It would seem that if the condemnor's expert witness deemed this information relevant to an evaluation, but did not consider it, then cross examination on the subject was proper and the evidence to link up the questioning was necessary.
2. The condemnor also contends that the court erred in allowing the introduction of the 1972 assessed value of the taxing authorities (which was $6,000). It cites two cases which hold tax assessments to be inadmissible unless they are sworn to by the taxpayer as his own valuation. Seagraves v. Seagraves, 193 Ga. 280 (18 SE2d 460)
; Gruber v. Fulton County, 111 Ga. App. 71 (140 SE2d 552)
. Both of these cases, however, involve the use of the assessment against the taxpayer and follow the general rule of excluding this kind of evidence. While the Georgia cases seem to be based on the lack of the owner's affidavit, the usual reason given is that "it is an open secret that the assessment rarely approaches the true market value" and that "no inference can fairly be drawn against an owner of land from his failure to protest that the valuation put upon it by the assessors was too low." 5 Nichols on Eminent Domain, 22-6, 22-7 22.1.
There are, however, a significant number of cases in other jurisdictions which allow this evidence to contradict or impeach a witness adverse to the owner, although not as original evidence of market value or as an estoppel against the condemnor. See Annot. 39 ALR2d 209, 23-25. We believe this is the better view and fits the circumstances of this case.

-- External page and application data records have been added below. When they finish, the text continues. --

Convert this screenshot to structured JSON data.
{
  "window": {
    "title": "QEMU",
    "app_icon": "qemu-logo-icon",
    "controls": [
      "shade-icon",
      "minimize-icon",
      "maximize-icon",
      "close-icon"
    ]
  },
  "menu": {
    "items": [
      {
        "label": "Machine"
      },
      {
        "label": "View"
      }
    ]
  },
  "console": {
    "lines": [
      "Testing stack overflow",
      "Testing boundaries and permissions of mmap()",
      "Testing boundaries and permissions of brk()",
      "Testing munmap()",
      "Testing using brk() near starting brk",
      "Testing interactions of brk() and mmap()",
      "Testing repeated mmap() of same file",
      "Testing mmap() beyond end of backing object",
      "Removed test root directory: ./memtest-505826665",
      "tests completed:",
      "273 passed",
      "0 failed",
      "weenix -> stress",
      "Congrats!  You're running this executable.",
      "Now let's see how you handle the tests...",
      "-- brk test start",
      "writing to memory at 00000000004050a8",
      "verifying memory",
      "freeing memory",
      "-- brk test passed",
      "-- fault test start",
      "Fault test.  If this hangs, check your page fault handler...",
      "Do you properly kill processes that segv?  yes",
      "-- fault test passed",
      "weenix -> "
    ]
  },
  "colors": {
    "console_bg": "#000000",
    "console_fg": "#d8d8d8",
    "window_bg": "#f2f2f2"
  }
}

The issue arose here when another expert witness for the condemnor testified that he had considered the 1971 tax valuation when making his appraisal but not the one for 1972. It was proper to attempt to cast doubt on this witness s opinion by showing that which he had failed to consider.